Monday, August 22, 2016

More unconstitutional over-reach

In the aftermath of the Canterbury earthquakes, the government turned New Zealand into a legal tyranny, granting earthquake Minister Gerry Brownlee the power to rewrite virtually any law with a stroke of his pen, without having to go to Parliament. The law was a constitutional outrage which has now fortunately expired, but it seems to have given the government a taste for Henry VIII-style dictatorship. And now they're doing it again (though on a smaller scale), introducing a SOP to the Taxation (Business Tax, Exchange of Information, and Remedial Matters) Bill to allow it to be rewritten at will by the Minister.

What emergency justifies this constitutional outrage? An earthquake? An epidemic? Something else threatening the life of the nation? No. The "justification" is that IRD is getting a new computer system, and they're not sure that it is compliant with the law.

The solution here, of course, is to make that system compliant with the law, rather than rewriting the law arbitrarily to suit. But that apparenly would be too difficult for IRD and its overpaid contractor, so they're going to piss all over our constitution instead.

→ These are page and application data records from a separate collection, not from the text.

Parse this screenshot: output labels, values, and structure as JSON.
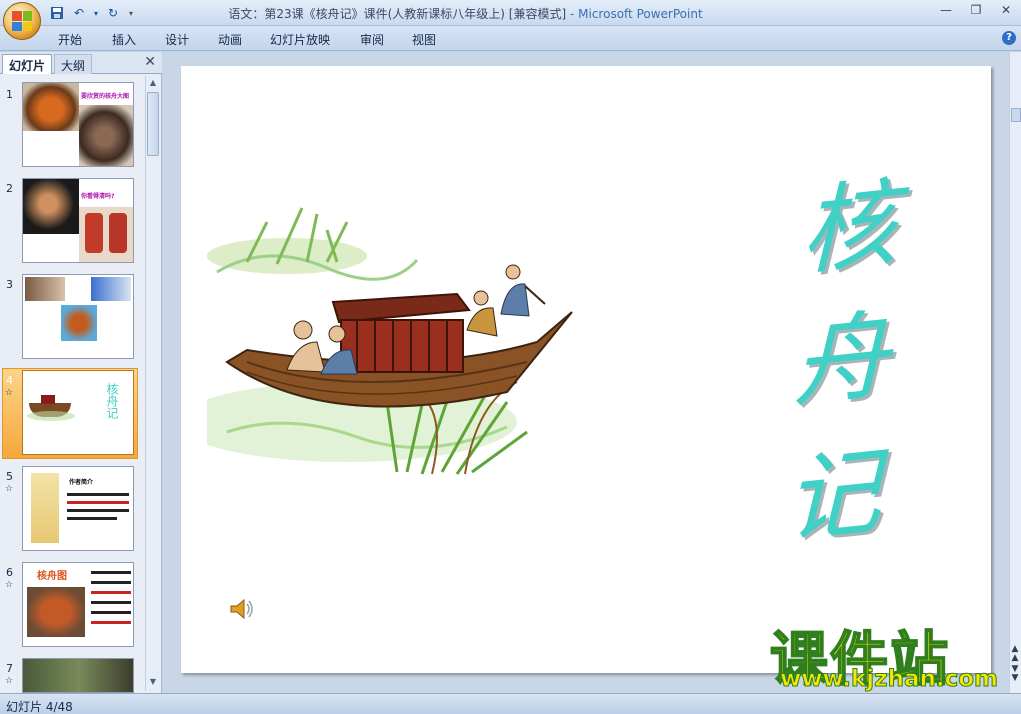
{
  "window": {
    "title": "语文：第23课《核舟记》课件(人教新课标八年级上) [兼容模式]",
    "app_suffix": "- Microsoft PowerPoint",
    "controls": [
      "—",
      "❐",
      "✕"
    ]
  },
  "ribbon": {
    "tabs": [
      "开始",
      "插入",
      "设计",
      "动画",
      "幻灯片放映",
      "审阅",
      "视图"
    ]
  },
  "panel": {
    "tab_slides": "幻灯片",
    "tab_outline": "大纲",
    "close": "✕"
  },
  "thumbnails": [
    {
      "num": "1",
      "text": "要欣赏的核舟大图"
    },
    {
      "num": "2",
      "text": "你看得清吗?"
    },
    {
      "num": "3",
      "text": ""
    },
    {
      "num": "4",
      "text": "核舟记"
    },
    {
      "num": "5",
      "text": "作者简介"
    },
    {
      "num": "6",
      "text": "核舟图"
    },
    {
      "num": "7",
      "text": ""
    }
  ],
  "slide": {
    "title_chars": [
      "核",
      "舟",
      "记"
    ]
  },
  "watermark": {
    "cn": "课件站",
    "url": "www.kjzhan.com"
  },
  "status": {
    "slide_indicator": "幻灯片 4/48"
  },
  "colors": {
    "title_teal": "#3fd0c6",
    "selection_orange": "#f6a73a"
  }
}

The separation of powers is a fundamental constitutional principle in this country. Laws are made by Parliament, not the executive. And that is not a principle we should give up lightly. Its certainly not one we should sacrifice simply because IRD doesn't think it can properly manage an IT project. This unconstitutional amendment must be binned, and the people who advocated it binned with it.